The cards in Culdcept Revolt have been updated from the previous entries — although there are some returning creatures. The new additions to the decks include creatures that can cause bleed damage, secret arts, and synthesis that really improve the flow of battle and make it more excited. These new systems work surprisingly well and were not something I was expecting. However, new cards are unlocked through the story, which means you have to complete these story missions in order to gain access to new cards in the shop. This might seem off putting, but I was glad they did it this way; it gave me time to learn about cards slowly instead of just requiring me to make a deck out of hundreds that are available that I knew nothing about.
There is a good balance when playing a match during Culdcept Revolt, but there is also a factor of luck involved that is normally seen in board games. There might come a point during a match that you realize there is no way you can catch up and must forfeit the battle. However, there is no penalty to this and you are even granted some gold for what you played, but the amount of time lost might be an issue.
Like previous entries, a match in Culdcept Revolt can take anywhere from 30 minutes to 2 hours or more — depending on how close of match you are playing. The winner is heavily weighted by the amount of spaces owned on the field and how high they’ve leveled up that spot to attempt to drain the gold out of the enemy player. There will come some tough choices during matches where you won’t have enough gold to pay a toll and must sell your monsters which ends up taking a lot of G from your pool and pushing you further from the goal.
Gameplay balance is key in Culdcept Revolt; cards you gained access to early on in the game are still relevant to decks that you’ll create in later parts. Although there is no requirement to continuously upgrade my deck, the cards that I acquired later in the game complemented the type of deck that I was trying to create. Magic: The Gathering fans will feel right at home with this feature of creating decks and finding a system that works for them. In my time with the game, I wasn’t able to find an unbeatable card or one that was too strong to take down.

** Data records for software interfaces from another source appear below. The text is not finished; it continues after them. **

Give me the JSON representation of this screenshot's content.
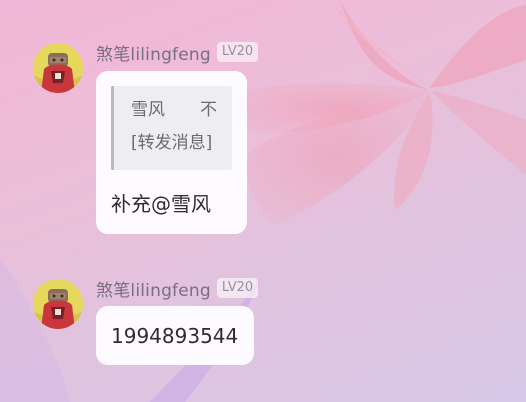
{
  "messages": [
    {
      "sender": "煞笔lilingfeng",
      "level": "LV20",
      "quote": {
        "name": "雪风",
        "tail": "不",
        "body": "[转发消息]"
      },
      "text": "补充@雪风"
    },
    {
      "sender": "煞笔lilingfeng",
      "level": "LV20",
      "text": "1994893544"
    }
  ],
  "colors": {
    "bubble": "#fdfbff",
    "quote_bg": "#eeedf1",
    "sender": "#7b6d86",
    "text": "#2e2b33"
  },
  "icons": {
    "avatar": "character-avatar"
  }
}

The more exciting features of Culdcept Revolt come with time and a few matches in, but it’s well worth it when you create a deck that you understand. I played Culdcept Revolt for almost 29 hours and feel like I barely scratched the surface of what this game has to offer in terms of hours of game time and additional ways to use the cards.
Culdcept Revolt is a niche game that is directed at those willing to take a chance on a series that disappeared for quite awhile. The blending of tabletop elements into a game has created an enjoyable experience for on-the-go play. There is no shortage of content to be found in the game as it can easily take 100+ hours with the usage of online multiplayer, but the time it takes to get through a match might be a turnoff for some.
Coming from someone who has spent many years playing board and card games, Culdcept Revolt does an excellent job at delivering that experience in a unique way. The constant stream of new cards and maps that are unlocked throughout the game keeps it fresh and helps with the story’s pacing. As I play past the 30 hour mark, I just hope I don’t have to wait another ten years for a new Culdcept title in the West.